Harris was commissioned in the Bombay Engineers in 1823, promoted captain in 1834 and major in 1836. Invalided to South Africa for two years, on the voyage out he joined up with Richard Williamson, a Bombay civil servant, deciding to undertake a big game hunting expedition.
Harris journeyed to the Meritsane River where he encountered a herd of quaggas and brindled gnoos he estimated at 15,000 head. He bagged eland and was attacked by lion in the region. Crossing the Mariqua River, he hunted ostrich and white rhinoceros. Entering the Cashan Mountains, he collected elephant, the proceeded to the Limpopo Valley where he hunted buffalo and hippopotamus, with additional sport after giraffe, black rhinoceros, sable, and lion. Harris's work is valuable as it presents a detailed picture of the South African game fields prior to the growing pressure of civilization.

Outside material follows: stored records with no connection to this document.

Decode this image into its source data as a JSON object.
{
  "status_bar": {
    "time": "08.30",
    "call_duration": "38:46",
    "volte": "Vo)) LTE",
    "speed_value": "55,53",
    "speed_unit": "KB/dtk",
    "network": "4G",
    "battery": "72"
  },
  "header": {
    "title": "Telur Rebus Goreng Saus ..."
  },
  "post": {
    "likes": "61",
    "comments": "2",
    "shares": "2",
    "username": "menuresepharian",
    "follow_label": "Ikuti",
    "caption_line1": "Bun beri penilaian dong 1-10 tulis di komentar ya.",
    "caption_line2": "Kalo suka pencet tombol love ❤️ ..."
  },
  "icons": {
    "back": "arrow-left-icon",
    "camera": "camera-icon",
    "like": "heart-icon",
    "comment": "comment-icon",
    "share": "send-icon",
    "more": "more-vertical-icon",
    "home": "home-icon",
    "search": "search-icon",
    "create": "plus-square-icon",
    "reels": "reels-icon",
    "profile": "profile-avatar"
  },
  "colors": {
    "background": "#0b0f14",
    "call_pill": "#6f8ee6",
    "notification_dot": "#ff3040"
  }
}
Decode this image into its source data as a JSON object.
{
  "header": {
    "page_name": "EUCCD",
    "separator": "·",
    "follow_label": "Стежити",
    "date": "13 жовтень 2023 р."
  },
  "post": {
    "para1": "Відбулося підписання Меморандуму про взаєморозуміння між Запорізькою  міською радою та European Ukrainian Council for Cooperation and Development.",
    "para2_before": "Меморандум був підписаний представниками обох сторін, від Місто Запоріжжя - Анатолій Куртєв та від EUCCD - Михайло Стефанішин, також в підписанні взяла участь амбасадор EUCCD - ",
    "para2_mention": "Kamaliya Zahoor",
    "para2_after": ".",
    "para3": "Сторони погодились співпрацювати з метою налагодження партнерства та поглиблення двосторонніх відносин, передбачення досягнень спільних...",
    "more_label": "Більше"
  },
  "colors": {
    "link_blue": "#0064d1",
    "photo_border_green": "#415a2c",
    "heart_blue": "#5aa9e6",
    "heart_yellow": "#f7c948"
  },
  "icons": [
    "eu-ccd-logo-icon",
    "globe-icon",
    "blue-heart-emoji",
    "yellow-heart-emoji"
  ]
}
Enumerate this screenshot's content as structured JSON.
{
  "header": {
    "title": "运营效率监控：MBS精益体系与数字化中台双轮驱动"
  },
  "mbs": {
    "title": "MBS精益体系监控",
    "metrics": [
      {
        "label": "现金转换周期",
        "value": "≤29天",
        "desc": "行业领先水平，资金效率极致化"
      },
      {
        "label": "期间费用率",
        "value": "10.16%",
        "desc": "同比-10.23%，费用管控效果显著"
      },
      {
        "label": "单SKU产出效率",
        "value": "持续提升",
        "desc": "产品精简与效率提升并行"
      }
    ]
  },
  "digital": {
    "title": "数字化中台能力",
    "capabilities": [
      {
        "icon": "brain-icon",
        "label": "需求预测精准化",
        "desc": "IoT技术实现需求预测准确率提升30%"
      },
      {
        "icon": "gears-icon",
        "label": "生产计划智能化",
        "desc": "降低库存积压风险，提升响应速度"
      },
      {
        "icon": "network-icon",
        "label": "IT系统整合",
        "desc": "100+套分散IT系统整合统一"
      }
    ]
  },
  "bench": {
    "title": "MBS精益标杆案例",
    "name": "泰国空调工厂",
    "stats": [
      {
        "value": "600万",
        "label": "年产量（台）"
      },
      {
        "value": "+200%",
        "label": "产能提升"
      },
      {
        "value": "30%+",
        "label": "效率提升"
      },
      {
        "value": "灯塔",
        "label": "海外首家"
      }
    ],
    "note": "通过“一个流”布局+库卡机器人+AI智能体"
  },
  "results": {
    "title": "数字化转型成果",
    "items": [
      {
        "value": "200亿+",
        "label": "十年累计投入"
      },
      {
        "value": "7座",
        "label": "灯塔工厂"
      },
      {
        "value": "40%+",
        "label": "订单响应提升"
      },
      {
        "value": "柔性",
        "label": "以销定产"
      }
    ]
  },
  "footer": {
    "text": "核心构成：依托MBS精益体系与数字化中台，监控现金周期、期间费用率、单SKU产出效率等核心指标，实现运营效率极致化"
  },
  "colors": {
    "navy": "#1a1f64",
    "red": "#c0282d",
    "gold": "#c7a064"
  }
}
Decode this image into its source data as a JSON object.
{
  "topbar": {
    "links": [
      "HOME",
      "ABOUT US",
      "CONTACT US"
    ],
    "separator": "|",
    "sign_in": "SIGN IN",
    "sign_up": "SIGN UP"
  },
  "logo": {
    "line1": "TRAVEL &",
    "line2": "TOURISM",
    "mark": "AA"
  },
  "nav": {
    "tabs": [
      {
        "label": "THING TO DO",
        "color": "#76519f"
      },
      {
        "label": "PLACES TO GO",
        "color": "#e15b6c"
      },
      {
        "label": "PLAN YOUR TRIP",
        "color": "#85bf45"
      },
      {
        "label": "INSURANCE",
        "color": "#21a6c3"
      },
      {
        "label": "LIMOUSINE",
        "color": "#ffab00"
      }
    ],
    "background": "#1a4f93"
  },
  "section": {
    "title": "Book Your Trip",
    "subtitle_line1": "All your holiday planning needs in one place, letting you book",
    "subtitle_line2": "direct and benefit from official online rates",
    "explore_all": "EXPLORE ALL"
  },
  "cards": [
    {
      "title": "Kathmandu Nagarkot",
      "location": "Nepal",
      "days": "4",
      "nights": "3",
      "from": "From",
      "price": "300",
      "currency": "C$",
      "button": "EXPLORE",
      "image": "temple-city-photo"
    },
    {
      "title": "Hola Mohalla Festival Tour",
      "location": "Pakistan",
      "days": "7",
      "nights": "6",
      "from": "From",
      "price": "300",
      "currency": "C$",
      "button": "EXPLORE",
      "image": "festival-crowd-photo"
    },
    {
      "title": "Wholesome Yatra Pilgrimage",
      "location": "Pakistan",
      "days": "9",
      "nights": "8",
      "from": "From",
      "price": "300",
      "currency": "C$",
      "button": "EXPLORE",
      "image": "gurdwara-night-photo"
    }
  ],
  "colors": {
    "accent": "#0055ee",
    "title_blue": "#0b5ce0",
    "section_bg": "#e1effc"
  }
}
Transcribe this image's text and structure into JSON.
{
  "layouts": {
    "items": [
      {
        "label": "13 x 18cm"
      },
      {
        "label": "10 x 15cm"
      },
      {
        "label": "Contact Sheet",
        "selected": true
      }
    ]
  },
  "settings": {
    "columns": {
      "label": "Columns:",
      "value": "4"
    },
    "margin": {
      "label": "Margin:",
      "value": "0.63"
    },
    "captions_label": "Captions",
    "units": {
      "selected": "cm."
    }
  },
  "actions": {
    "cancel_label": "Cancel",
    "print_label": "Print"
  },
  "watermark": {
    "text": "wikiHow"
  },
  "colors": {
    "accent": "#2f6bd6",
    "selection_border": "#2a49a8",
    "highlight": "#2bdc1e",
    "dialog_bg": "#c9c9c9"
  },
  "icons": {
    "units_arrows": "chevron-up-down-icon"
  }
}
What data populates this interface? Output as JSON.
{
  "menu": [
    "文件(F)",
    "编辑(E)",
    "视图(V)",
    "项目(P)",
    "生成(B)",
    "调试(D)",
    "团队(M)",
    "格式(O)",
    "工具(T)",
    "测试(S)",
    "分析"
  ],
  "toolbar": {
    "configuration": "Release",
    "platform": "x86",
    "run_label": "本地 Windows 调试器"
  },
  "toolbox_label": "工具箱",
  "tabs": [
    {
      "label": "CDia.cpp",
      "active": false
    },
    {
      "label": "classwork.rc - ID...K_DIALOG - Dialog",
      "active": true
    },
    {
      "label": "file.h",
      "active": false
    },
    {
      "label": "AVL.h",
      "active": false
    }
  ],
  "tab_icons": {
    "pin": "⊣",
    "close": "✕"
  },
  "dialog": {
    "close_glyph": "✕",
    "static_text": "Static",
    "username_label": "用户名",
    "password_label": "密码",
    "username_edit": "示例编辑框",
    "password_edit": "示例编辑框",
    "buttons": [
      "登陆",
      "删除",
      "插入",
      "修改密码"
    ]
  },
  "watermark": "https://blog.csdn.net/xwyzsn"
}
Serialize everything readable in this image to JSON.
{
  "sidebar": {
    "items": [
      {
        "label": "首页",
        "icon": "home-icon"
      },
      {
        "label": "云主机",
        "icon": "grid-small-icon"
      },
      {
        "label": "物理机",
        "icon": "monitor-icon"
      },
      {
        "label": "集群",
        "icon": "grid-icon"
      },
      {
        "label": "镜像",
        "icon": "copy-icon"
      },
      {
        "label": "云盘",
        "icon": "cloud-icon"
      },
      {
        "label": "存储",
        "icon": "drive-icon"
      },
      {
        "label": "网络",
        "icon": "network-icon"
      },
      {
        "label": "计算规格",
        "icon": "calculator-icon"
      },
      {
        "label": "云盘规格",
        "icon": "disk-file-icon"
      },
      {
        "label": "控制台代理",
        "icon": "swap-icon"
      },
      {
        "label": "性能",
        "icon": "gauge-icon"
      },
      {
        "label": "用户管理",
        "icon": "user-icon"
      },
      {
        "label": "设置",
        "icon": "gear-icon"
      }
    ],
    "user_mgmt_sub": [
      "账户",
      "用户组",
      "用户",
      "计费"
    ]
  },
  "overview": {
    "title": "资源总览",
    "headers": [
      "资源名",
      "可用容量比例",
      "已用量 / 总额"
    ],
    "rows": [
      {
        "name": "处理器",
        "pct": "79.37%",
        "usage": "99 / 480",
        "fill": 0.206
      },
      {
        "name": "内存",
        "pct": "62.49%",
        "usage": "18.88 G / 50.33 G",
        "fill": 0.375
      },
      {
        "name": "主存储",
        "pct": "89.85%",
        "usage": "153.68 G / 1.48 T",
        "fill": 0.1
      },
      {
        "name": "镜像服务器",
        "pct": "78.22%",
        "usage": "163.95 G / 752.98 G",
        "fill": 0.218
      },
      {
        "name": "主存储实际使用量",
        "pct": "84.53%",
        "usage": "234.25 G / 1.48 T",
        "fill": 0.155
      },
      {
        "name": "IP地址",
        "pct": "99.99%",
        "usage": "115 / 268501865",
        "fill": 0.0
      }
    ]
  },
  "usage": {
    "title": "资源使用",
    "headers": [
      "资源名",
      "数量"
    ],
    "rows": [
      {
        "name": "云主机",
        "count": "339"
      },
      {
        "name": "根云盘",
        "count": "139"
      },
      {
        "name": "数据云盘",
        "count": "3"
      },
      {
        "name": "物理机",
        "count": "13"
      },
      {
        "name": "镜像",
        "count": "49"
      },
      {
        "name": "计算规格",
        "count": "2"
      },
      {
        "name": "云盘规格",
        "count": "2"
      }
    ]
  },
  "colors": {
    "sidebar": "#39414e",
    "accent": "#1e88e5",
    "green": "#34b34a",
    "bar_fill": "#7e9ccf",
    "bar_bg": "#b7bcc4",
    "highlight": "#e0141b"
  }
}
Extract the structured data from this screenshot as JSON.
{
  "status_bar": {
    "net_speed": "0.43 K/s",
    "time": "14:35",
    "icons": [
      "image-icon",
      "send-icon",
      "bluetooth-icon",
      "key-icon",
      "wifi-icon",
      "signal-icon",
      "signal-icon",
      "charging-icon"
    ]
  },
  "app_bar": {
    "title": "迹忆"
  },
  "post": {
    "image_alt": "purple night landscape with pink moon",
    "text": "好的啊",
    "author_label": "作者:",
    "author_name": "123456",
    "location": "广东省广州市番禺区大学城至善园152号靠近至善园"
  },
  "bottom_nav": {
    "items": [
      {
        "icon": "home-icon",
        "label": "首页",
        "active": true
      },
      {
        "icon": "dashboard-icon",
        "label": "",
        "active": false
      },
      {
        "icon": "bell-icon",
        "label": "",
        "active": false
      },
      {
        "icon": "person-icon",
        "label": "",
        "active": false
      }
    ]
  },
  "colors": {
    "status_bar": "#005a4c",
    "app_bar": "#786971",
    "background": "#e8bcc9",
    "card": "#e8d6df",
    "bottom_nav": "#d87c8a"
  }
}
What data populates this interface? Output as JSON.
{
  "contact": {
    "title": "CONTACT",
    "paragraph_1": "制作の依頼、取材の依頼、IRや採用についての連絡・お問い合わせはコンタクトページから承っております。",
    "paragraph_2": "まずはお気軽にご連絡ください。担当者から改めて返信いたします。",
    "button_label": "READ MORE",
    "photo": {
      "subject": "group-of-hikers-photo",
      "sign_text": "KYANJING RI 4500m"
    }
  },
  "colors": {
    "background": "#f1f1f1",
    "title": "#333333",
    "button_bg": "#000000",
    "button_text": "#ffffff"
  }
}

Howgego remarks that "Although primarily a hunting expedition, Harris covered much ground not seen before by Europeans, and on his way to the Vaal discovered the source of the Marique River, one of the head-waters of the Limpopo."
Mendelssohn draws attention to the two chapters on the Great Trek and the interesting map exhibiting the relative positions of the emigrant farmers and the native tribes.
Harris wrote an account of his hunting expedition, which is considered to be the first record of an African safari.
Harris account was first published in Bombay in 1838, and I do not own a copy, as they are very scarce.
Narrative of an Expedition into Southern Africa, during the Years 1836, and 1837
from the Cape of Good Hope, Through the Territories of the Chief Moselekatse, to the Tropic of Capricorn
with a Sketch of the Recent Emigration of the Border Colonists
and a Zoological Appendix
Bombay : printed At the American Mission Press, 1838
Octavo. Lithographic frontispiece, and three other similar plates, folding lithographic map with some outline color, showing the movement of the Voortrekkers in the Great Trek.
The first issue of the first Bombay edition predates the first London edition (below) by a year. It appears there is also another issue of this Bombay edition, with nicer lithographic plates.